What this task involves – A single number is required: how many lines below include the string "JSON".

Data extracted from a collection:

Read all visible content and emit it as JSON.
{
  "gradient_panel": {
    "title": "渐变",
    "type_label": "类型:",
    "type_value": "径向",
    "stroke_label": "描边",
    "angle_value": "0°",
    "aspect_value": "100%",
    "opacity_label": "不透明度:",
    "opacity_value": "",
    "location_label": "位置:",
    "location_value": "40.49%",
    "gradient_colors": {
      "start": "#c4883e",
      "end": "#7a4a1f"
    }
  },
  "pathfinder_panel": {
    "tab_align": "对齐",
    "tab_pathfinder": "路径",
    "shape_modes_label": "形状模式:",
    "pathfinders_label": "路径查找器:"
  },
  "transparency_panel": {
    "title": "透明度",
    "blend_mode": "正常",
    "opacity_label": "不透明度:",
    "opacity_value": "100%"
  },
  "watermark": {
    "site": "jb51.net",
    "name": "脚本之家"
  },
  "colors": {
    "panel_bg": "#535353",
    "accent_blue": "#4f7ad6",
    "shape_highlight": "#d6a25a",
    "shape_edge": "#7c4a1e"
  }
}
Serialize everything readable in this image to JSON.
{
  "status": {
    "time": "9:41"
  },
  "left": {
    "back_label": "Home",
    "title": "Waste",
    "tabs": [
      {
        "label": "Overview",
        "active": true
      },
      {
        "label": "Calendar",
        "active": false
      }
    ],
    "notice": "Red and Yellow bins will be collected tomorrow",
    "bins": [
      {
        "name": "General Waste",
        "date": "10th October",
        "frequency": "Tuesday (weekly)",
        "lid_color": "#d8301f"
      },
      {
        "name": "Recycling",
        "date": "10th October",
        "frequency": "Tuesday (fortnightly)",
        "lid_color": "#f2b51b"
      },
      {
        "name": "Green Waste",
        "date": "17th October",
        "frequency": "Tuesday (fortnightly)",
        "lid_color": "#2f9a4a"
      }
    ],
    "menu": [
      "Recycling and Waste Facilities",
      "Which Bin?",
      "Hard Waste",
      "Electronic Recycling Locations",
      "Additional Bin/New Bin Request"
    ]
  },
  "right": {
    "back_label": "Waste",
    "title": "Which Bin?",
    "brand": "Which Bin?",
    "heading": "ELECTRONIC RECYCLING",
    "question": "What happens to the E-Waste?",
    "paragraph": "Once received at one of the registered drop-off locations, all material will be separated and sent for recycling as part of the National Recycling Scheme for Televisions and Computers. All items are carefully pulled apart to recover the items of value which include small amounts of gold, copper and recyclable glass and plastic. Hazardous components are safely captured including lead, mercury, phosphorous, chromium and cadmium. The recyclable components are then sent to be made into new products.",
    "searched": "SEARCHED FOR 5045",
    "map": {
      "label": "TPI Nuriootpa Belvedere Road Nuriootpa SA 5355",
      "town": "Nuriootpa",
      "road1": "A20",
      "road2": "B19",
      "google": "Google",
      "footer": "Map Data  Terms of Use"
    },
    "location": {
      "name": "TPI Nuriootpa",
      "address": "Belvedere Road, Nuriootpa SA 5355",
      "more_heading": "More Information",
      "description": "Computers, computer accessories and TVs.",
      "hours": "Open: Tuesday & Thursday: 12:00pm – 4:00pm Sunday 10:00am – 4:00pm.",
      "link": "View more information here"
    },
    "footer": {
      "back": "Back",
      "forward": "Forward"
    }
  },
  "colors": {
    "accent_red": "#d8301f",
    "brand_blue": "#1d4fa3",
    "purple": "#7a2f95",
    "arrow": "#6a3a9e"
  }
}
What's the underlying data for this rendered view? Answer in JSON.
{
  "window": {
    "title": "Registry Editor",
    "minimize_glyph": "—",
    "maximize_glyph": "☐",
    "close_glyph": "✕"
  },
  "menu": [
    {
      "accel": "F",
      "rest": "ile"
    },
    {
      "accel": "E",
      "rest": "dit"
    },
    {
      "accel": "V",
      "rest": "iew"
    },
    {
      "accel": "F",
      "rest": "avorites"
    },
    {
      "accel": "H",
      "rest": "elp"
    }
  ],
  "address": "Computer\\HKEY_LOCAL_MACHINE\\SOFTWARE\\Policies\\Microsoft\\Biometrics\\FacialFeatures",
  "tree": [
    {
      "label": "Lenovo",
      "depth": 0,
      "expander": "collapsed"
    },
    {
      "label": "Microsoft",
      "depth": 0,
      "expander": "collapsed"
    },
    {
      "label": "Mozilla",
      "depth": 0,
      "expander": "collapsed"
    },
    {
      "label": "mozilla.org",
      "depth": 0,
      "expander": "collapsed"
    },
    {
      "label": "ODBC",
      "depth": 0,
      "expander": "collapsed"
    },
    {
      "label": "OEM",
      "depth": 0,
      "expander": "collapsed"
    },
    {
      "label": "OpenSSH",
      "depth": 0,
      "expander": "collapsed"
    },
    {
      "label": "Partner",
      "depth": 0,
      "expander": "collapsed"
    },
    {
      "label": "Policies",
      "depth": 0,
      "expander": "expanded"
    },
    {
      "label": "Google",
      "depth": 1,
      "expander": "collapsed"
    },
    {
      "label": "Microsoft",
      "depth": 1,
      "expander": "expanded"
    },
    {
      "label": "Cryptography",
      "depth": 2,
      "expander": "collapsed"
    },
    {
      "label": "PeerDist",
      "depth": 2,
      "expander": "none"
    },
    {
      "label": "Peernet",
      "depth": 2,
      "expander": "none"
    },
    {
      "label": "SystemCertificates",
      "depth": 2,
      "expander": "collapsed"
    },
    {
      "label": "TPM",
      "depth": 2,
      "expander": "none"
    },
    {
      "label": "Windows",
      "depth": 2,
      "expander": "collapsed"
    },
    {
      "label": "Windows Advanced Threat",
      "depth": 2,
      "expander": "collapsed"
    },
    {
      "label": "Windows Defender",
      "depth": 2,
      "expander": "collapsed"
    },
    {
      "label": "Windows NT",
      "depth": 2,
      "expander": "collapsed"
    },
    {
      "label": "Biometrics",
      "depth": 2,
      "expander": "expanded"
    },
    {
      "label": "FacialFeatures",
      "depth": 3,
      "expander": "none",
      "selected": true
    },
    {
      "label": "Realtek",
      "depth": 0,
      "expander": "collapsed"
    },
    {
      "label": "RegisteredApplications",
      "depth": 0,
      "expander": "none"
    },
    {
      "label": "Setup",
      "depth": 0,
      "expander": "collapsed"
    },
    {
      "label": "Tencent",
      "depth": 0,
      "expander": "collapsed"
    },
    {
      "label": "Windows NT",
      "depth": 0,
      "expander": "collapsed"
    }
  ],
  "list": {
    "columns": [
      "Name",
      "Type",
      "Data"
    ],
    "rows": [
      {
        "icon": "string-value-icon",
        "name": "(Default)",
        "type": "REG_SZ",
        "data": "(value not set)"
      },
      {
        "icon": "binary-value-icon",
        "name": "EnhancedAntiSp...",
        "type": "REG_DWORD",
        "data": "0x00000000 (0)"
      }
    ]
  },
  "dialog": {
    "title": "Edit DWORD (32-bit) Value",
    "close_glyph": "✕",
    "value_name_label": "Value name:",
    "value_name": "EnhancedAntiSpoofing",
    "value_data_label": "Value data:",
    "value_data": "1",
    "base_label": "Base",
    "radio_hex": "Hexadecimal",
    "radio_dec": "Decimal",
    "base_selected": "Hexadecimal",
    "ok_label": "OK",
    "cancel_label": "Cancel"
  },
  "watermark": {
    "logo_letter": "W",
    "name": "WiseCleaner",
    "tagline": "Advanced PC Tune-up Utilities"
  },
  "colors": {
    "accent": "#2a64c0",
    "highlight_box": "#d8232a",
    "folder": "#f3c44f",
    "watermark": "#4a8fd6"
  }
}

Output for this exercise – 3